Comeback Kings: Return of the Classics

Prawn cocktails. Dungarees and baker boy caps. Disco music. Whether it’s food, music, or fashion trends, we all love a comeback that triggers those warm, comforting, fuzzy feelings of nostalgia. And wine, it would appear, is also experiencing a renaissance of sorts, as we return to drinking some of the superstar grapes of days past.

Drinks insight specialists PROOF spoke to British consumers earlier this year, to find out what we’ve been enjoying at home over the past twelve months. Similar to previous years, 6 ’power’ grapes accounted for 58% of off-trade wine purchases: Merlot, Malbec, and Shiraz for the reds, and Pinot Grigio, Sauvignon Blanc, and Chardo

Fleurie Millesime, Cave de Fleurie

nnay for the whites. So far, so unsurprising. What was intriguing was the significant growth of grape varieties that have an illustrious history, but until recently had slipped a little from favour.


Synonymous with the Beaujolais region, unique in that this one grape variety is responsible for almost all vines planted there, Gamay was the darling of the 1970s and 80s during the Beaujolais Nouveau craze. This nascent wine was lauded for its combination of juicy aromatic character, light body, and refreshing zip of acidity, but by the late 1990s, interest in this style had started to wane significantly (helped in no small part by a notable decline in the quality of wines produced). It was around this time that we started to see the rise of the jammy, oaky, boozy, fruit-bomb wine style.

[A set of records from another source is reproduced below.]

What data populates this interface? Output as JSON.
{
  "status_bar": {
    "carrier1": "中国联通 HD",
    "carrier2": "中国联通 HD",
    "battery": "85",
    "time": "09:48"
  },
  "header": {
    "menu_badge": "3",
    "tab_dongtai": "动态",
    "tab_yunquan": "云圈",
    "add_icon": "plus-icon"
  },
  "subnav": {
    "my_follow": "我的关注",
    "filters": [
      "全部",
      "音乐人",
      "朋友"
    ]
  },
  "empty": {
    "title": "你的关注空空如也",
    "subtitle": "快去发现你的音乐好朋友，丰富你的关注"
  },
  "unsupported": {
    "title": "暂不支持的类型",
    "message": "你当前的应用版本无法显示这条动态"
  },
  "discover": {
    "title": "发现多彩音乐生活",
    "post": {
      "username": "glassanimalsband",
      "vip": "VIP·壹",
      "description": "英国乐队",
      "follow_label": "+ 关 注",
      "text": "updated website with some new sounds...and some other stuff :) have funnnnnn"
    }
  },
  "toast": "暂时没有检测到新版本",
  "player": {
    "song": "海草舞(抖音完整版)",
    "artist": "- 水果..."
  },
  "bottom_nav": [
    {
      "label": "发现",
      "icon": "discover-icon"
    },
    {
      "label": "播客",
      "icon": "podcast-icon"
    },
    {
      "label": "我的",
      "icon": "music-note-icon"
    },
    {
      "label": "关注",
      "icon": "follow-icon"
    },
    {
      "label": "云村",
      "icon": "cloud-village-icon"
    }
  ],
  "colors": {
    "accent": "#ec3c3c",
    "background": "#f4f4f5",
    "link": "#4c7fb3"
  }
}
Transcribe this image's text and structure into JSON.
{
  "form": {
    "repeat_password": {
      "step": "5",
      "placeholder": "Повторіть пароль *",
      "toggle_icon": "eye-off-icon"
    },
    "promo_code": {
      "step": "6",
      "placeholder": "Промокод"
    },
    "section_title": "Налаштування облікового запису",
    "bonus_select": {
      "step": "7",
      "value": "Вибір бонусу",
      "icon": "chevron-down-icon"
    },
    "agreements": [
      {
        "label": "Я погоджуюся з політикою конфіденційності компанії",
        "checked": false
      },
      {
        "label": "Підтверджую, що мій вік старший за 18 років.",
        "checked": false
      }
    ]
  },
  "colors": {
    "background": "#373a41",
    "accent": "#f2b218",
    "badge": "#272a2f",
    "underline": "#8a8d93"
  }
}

The past year, however, has seen a rise in Gamay consumption by almost 25%, which would appear to follow the shift in consumer demand away from ’big wines’ and back towards lighter-bodied, unoaked, lower alcohol wines. With quality-minded producers back in the driving seat, it would appear that Gamay is returning as the go-to for bottled red refreshment.

Try this:

Fleurie Millesime, Cave de Fleurie

From one of Beaujolais’ best known Cru villages, this Fleurie represents everything that’s great about Gamay. It’s brimming with fragrant red cherry and redcurrant fruit, with a soft texture and a lengthy, mouth-watering finish.


Morgassi Superiore, Volo Gavi di Gavi

This classic Italian white grape variety achieved worldwide commercial success in the 1960s, through the high-quality wines produced in the Gavi zone in Piemonte. It has been around ever since, although the rise of refreshing, inoffensive and inexpensive Pinot Grigio has certainly put Cortese wines such as Gavi under commercial pressure over the past couple of decades.

Numbers don’t lie though, and with a meteoric year-on-year rise in consumption of 130%, it would appear that Cortese is back with a vengeance. We can attribute this success to the UK’s enduring love of delicate, citrussy white wines, whilst the trend towards premiumisation and indigenous grape varieties has nudged many consumers into rediscovering this understated Italian classic.

Try this:

Morgassi Superiore, Volo Gavi di Gavi

From a small, family-owned and operated estate in the heart of Gavi, this wine is a brilliant example of the Cortese grape. Richly flavoured, elegant, and complex, with ripe citrus fruit and hints of white blossom beautifully balanced against crisp, refreshing acidity.


Learn more about Morgassi.

After completing a degree in Theatre Design, Jamie decided to put down his pencils and paintbrushes to spend three years teaching in Japan. Upon his return, he decided to pursue his love for wine by embarking on his WSET qualifications. Having recently completed his WSET Diploma, he has joined Bibendum as a Wine Educator to share his passion for all things vinous.